TASK DIRECTIONS: The reply has to contain each record exactly as written.

INFORMATION GIVEN:
....
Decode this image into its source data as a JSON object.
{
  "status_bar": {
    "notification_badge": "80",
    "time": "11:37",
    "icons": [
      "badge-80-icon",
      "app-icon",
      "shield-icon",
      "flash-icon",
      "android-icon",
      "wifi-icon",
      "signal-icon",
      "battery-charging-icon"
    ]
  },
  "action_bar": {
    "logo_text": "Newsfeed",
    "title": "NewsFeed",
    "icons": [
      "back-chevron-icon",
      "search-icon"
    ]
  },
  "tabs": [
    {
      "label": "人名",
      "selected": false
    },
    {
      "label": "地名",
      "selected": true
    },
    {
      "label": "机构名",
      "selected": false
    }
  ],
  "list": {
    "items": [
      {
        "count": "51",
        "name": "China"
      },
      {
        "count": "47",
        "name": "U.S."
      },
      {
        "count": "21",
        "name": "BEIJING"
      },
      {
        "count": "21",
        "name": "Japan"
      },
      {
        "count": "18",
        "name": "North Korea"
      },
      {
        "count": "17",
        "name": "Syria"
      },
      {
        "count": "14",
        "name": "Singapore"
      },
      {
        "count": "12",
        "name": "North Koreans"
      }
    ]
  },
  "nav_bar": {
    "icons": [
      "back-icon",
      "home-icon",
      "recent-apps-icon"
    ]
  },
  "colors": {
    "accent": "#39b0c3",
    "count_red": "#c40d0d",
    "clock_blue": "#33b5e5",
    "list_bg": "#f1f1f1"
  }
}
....
SOLVED EXERCISE:
Decode this image into its source data as a JSON object.
{
  "status_bar": {
    "notification_badge": "80",
    "time": "11:37",
    "icons": [
      "badge-80-icon",
      "app-icon",
      "shield-icon",
      "flash-icon",
      "android-icon",
      "wifi-icon",
      "signal-icon",
      "battery-charging-icon"
    ]
  },
  "action_bar": {
    "logo_text": "Newsfeed",
    "title": "NewsFeed",
    "icons": [
      "back-chevron-icon",
      "search-icon"
    ]
  },
  "tabs": [
    {
      "label": "人名",
      "selected": false
    },
    {
      "label": "地名",
      "selected": true
    },
    {
      "label": "机构名",
      "selected": false
    }
  ],
  "list": {
    "items": [
      {
        "count": "51",
        "name": "China"
      },
      {
        "count": "47",
        "name": "U.S."
      },
      {
        "count": "21",
        "name": "BEIJING"
      },
      {
        "count": "21",
        "name": "Japan"
      },
      {
        "count": "18",
        "name": "North Korea"
      },
      {
        "count": "17",
        "name": "Syria"
      },
      {
        "count": "14",
        "name": "Singapore"
      },
      {
        "count": "12",
        "name": "North Koreans"
      }
    ]
  },
  "nav_bar": {
    "icons": [
      "back-icon",
      "home-icon",
      "recent-apps-icon"
    ]
  },
  "colors": {
    "accent": "#39b0c3",
    "count_red": "#c40d0d",
    "clock_blue": "#33b5e5",
    "list_bg": "#f1f1f1"
  }
}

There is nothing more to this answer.